#### [What the task requires]
Output the entries exactly as they appear. Pictures should not be included.
──────── Data under study ────────
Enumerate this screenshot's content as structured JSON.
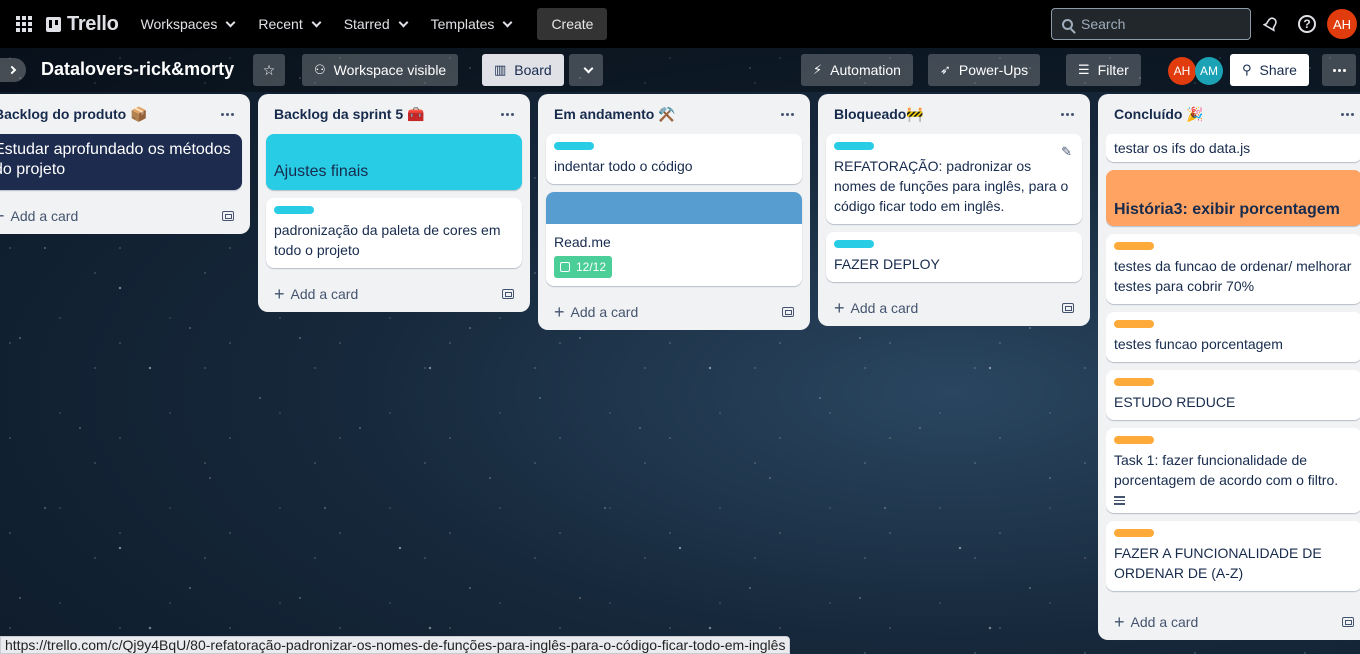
{
  "topbar": {
    "logo": "Trello",
    "nav": [
      "Workspaces",
      "Recent",
      "Starred",
      "Templates"
    ],
    "create": "Create",
    "search_placeholder": "Search",
    "user_initials": "AH"
  },
  "board": {
    "title": "Datalovers-rick&morty",
    "visibility": "Workspace visible",
    "view": "Board",
    "automation": "Automation",
    "powerups": "Power-Ups",
    "filter": "Filter",
    "members": [
      {
        "initials": "AH",
        "color": "#e03c0e"
      },
      {
        "initials": "AM",
        "color": "#1ba3b5"
      }
    ],
    "share": "Share",
    "add_card": "Add a card"
  },
  "lists": [
    {
      "title": "Backlog do produto 📦",
      "cards": [
        {
          "type": "dark-cover",
          "text": "Estudar aprofundado os métodos do projeto"
        }
      ]
    },
    {
      "title": "Backlog da sprint 5 🧰",
      "cards": [
        {
          "type": "cyan-cover",
          "text": "Ajustes finais"
        },
        {
          "type": "labeled",
          "label_color": "#29cce5",
          "text": "padronização da paleta de cores em todo o projeto"
        }
      ]
    },
    {
      "title": "Em andamento ⚒️",
      "cards": [
        {
          "type": "labeled",
          "label_color": "#29cce5",
          "text": "indentar todo o código"
        },
        {
          "type": "strip-cover",
          "text": "Read.me",
          "checklist": "12/12"
        }
      ]
    },
    {
      "title": "Bloqueado🚧",
      "cards": [
        {
          "type": "labeled",
          "label_color": "#29cce5",
          "text": "REFATORAÇÃO: padronizar os nomes de funções para inglês, para o código ficar todo em inglês."
        },
        {
          "type": "labeled",
          "label_color": "#29cce5",
          "text": "FAZER DEPLOY"
        }
      ]
    },
    {
      "title": "Concluído 🎉",
      "cards": [
        {
          "type": "plain",
          "text": "testar os ifs do data.js"
        },
        {
          "type": "orange-cover",
          "text": "História3: exibir porcentagem"
        },
        {
          "type": "labeled",
          "label_color": "#feaa3a",
          "text": "testes da funcao de ordenar/ melhorar testes para cobrir 70%"
        },
        {
          "type": "labeled",
          "label_color": "#feaa3a",
          "text": "testes funcao porcentagem"
        },
        {
          "type": "labeled",
          "label_color": "#feaa3a",
          "text": "ESTUDO REDUCE"
        },
        {
          "type": "labeled",
          "label_color": "#feaa3a",
          "text": "Task 1: fazer funcionalidade de porcentagem de acordo com o filtro."
        },
        {
          "type": "labeled",
          "label_color": "#feaa3a",
          "text": "FAZER A FUNCIONALIDADE DE ORDENAR DE (A-Z)"
        }
      ]
    }
  ],
  "status_url": "https://trello.com/c/Qj9y4BqU/80-refatoração-padronizar-os-nomes-de-funções-para-inglês-para-o-código-ficar-todo-em-inglês"
}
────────
#### [Exercise result]
Enumerate this screenshot's content as structured JSON.
{
  "topbar": {
    "logo": "Trello",
    "nav": [
      "Workspaces",
      "Recent",
      "Starred",
      "Templates"
    ],
    "create": "Create",
    "search_placeholder": "Search",
    "user_initials": "AH"
  },
  "board": {
    "title": "Datalovers-rick&morty",
    "visibility": "Workspace visible",
    "view": "Board",
    "automation": "Automation",
    "powerups": "Power-Ups",
    "filter": "Filter",
    "members": [
      {
        "initials": "AH",
        "color": "#e03c0e"
      },
      {
        "initials": "AM",
        "color": "#1ba3b5"
      }
    ],
    "share": "Share",
    "add_card": "Add a card"
  },
  "lists": [
    {
      "title": "Backlog do produto 📦",
      "cards": [
        {
          "type": "dark-cover",
          "text": "Estudar aprofundado os métodos do projeto"
        }
      ]
    },
    {
      "title": "Backlog da sprint 5 🧰",
      "cards": [
        {
          "type": "cyan-cover",
          "text": "Ajustes finais"
        },
        {
          "type": "labeled",
          "label_color": "#29cce5",
          "text": "padronização da paleta de cores em todo o projeto"
        }
      ]
    },
    {
      "title": "Em andamento ⚒️",
      "cards": [
        {
          "type": "labeled",
          "label_color": "#29cce5",
          "text": "indentar todo o código"
        },
        {
          "type": "strip-cover",
          "text": "Read.me",
          "checklist": "12/12"
        }
      ]
    },
    {
      "title": "Bloqueado🚧",
      "cards": [
        {
          "type": "labeled",
          "label_color": "#29cce5",
          "text": "REFATORAÇÃO: padronizar os nomes de funções para inglês, para o código ficar todo em inglês."
        },
        {
          "type": "labeled",
          "label_color": "#29cce5",
          "text": "FAZER DEPLOY"
        }
      ]
    },
    {
      "title": "Concluído 🎉",
      "cards": [
        {
          "type": "plain",
          "text": "testar os ifs do data.js"
        },
        {
          "type": "orange-cover",
          "text": "História3: exibir porcentagem"
        },
        {
          "type": "labeled",
          "label_color": "#feaa3a",
          "text": "testes da funcao de ordenar/ melhorar testes para cobrir 70%"
        },
        {
          "type": "labeled",
          "label_color": "#feaa3a",
          "text": "testes funcao porcentagem"
        },
        {
          "type": "labeled",
          "label_color": "#feaa3a",
          "text": "ESTUDO REDUCE"
        },
        {
          "type": "labeled",
          "label_color": "#feaa3a",
          "text": "Task 1: fazer funcionalidade de porcentagem de acordo com o filtro."
        },
        {
          "type": "labeled",
          "label_color": "#feaa3a",
          "text": "FAZER A FUNCIONALIDADE DE ORDENAR DE (A-Z)"
        }
      ]
    }
  ],
  "status_url": "https://trello.com/c/Qj9y4BqU/80-refatoração-padronizar-os-nomes-de-funções-para-inglês-para-o-código-ficar-todo-em-inglês"
}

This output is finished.